# [WHAT YOU HAVE TO DO]
Your output should consist solely of the lines from the one holding "Convert this screenshot" to the end of the records below, inclusive, reproduced exactly and free of pictures.

# [RECORDS PROVIDED]
++++++++++++++++++++

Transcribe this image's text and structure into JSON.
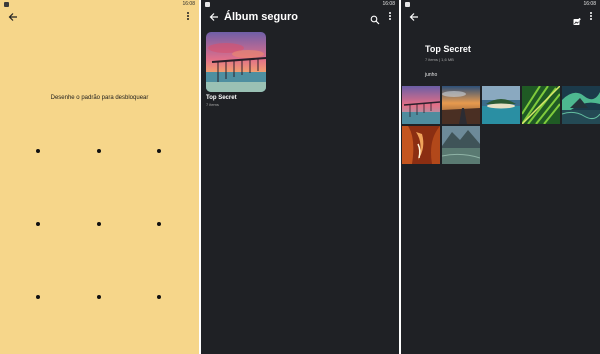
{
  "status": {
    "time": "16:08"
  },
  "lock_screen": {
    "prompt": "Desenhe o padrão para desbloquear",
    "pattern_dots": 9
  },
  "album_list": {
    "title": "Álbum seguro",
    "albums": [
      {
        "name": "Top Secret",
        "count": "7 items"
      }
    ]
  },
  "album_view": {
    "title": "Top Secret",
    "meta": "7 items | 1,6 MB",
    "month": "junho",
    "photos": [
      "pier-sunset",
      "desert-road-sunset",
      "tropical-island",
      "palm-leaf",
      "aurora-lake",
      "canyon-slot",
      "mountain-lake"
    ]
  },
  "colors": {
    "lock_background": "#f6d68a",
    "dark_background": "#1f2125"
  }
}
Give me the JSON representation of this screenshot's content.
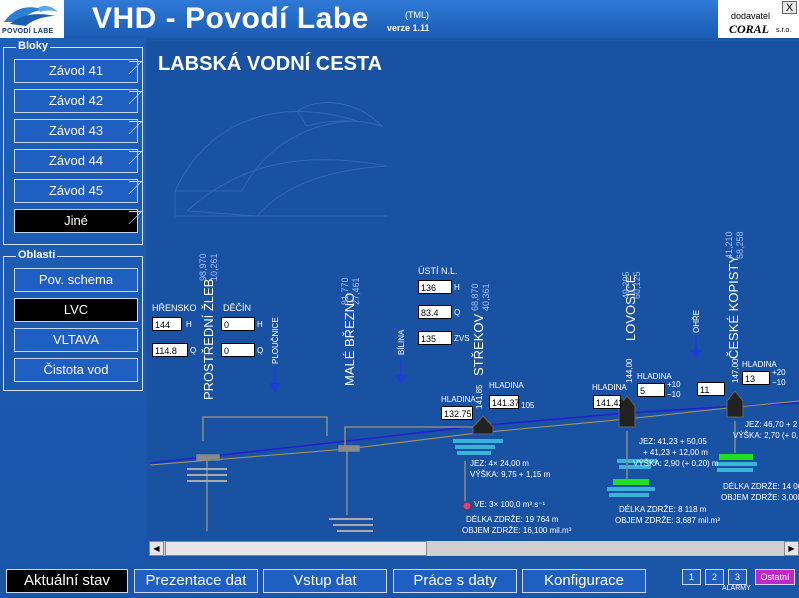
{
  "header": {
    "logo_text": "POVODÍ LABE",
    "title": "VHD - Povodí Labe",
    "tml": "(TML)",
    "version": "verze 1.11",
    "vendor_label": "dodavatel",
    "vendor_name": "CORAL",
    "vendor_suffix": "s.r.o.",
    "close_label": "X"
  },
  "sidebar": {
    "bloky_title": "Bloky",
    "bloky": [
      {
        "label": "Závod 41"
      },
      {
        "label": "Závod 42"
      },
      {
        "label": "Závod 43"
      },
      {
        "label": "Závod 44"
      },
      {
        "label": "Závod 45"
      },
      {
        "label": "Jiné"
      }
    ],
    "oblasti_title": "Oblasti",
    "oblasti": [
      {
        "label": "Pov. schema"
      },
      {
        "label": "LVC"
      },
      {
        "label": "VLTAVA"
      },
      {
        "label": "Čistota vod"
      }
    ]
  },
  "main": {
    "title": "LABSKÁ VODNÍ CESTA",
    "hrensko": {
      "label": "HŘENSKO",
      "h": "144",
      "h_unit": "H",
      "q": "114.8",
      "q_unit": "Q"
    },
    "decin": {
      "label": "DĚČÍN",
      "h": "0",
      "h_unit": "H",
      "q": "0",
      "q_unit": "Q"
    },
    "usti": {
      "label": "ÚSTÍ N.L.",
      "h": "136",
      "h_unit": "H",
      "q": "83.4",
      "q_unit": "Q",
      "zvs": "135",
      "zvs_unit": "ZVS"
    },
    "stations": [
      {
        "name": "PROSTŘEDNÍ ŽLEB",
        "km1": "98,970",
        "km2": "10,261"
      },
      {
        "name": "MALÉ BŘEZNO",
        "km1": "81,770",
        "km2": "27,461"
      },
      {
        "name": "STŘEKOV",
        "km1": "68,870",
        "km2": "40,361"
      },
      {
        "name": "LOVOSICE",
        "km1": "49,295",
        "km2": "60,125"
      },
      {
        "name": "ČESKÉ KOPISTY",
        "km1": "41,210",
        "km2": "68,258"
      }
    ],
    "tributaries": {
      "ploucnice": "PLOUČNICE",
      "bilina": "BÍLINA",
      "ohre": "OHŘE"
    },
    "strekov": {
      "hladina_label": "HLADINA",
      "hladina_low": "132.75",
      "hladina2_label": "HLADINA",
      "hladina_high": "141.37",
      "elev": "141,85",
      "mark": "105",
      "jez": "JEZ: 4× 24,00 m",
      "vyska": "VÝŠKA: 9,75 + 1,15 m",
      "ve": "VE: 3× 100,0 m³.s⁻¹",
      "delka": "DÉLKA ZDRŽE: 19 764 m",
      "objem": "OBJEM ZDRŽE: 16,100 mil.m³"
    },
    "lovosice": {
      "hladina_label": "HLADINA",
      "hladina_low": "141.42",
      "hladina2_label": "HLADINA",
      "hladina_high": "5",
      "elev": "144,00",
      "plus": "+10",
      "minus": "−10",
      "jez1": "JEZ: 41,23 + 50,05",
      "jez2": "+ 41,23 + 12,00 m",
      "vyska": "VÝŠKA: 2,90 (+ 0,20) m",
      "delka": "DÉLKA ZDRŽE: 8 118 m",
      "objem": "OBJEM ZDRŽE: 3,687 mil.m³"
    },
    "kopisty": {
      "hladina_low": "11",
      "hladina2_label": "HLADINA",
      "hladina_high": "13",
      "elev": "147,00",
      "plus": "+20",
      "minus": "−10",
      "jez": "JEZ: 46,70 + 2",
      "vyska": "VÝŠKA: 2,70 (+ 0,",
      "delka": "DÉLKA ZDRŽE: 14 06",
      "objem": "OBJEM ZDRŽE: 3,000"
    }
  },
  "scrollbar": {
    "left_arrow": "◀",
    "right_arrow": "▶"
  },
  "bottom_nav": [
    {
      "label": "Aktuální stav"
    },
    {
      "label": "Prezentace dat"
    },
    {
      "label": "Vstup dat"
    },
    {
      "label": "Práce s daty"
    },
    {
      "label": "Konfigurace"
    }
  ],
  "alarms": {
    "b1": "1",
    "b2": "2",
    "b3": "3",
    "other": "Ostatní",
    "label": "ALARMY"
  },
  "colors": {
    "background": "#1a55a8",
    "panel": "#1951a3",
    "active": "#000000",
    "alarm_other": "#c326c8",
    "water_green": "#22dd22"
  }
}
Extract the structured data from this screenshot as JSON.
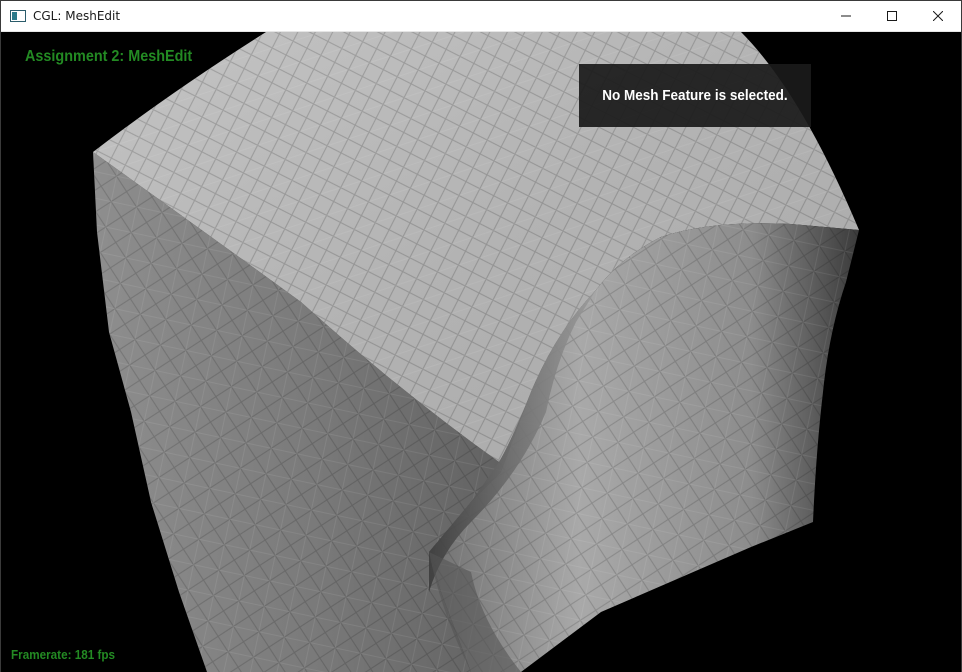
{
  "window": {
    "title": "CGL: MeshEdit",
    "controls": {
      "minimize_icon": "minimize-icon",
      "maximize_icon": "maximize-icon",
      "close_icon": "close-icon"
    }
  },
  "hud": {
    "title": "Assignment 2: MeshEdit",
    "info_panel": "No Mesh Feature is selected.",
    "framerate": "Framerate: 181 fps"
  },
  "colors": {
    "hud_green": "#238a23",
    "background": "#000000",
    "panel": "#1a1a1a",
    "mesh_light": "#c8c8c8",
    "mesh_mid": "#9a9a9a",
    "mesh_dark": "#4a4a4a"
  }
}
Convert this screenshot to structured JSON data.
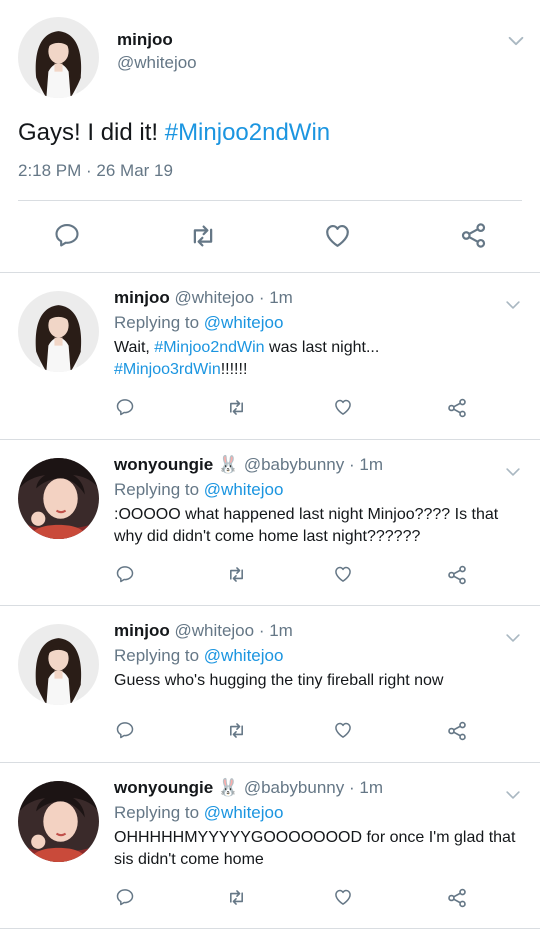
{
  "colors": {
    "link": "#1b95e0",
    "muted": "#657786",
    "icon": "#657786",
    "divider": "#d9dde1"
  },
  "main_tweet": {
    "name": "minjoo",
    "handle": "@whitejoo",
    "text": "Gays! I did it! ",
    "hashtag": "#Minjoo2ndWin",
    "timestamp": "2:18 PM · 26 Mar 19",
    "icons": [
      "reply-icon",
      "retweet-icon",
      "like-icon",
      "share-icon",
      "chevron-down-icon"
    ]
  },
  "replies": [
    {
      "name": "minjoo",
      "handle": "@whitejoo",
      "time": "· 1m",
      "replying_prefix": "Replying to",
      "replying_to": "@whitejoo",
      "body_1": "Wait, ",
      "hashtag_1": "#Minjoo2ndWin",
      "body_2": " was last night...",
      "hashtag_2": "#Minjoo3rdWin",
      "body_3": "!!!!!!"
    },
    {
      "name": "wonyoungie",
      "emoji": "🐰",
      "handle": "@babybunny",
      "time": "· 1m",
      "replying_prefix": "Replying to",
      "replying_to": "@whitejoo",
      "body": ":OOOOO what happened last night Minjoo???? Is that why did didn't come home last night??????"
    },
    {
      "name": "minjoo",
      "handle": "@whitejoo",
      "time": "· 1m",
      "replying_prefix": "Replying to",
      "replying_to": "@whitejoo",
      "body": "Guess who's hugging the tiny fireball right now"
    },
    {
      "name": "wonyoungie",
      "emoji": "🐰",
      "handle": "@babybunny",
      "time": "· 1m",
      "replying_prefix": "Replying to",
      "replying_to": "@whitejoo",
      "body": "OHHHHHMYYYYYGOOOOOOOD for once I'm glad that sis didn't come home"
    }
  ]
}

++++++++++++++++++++

# [TASK RESULT]
Convert this screenshot to structured JSON data.
{
  "colors": {
    "link": "#1b95e0",
    "muted": "#657786",
    "icon": "#657786",
    "divider": "#d9dde1"
  },
  "main_tweet": {
    "name": "minjoo",
    "handle": "@whitejoo",
    "text": "Gays! I did it! ",
    "hashtag": "#Minjoo2ndWin",
    "timestamp": "2:18 PM · 26 Mar 19",
    "icons": [
      "reply-icon",
      "retweet-icon",
      "like-icon",
      "share-icon",
      "chevron-down-icon"
    ]
  },
  "replies": [
    {
      "name": "minjoo",
      "handle": "@whitejoo",
      "time": "· 1m",
      "replying_prefix": "Replying to",
      "replying_to": "@whitejoo",
      "body_1": "Wait, ",
      "hashtag_1": "#Minjoo2ndWin",
      "body_2": " was last night...",
      "hashtag_2": "#Minjoo3rdWin",
      "body_3": "!!!!!!"
    },
    {
      "name": "wonyoungie",
      "emoji": "🐰",
      "handle": "@babybunny",
      "time": "· 1m",
      "replying_prefix": "Replying to",
      "replying_to": "@whitejoo",
      "body": ":OOOOO what happened last night Minjoo???? Is that why did didn't come home last night??????"
    },
    {
      "name": "minjoo",
      "handle": "@whitejoo",
      "time": "· 1m",
      "replying_prefix": "Replying to",
      "replying_to": "@whitejoo",
      "body": "Guess who's hugging the tiny fireball right now"
    },
    {
      "name": "wonyoungie",
      "emoji": "🐰",
      "handle": "@babybunny",
      "time": "· 1m",
      "replying_prefix": "Replying to",
      "replying_to": "@whitejoo",
      "body": "OHHHHHMYYYYYGOOOOOOOD for once I'm glad that sis didn't come home"
    }
  ]
}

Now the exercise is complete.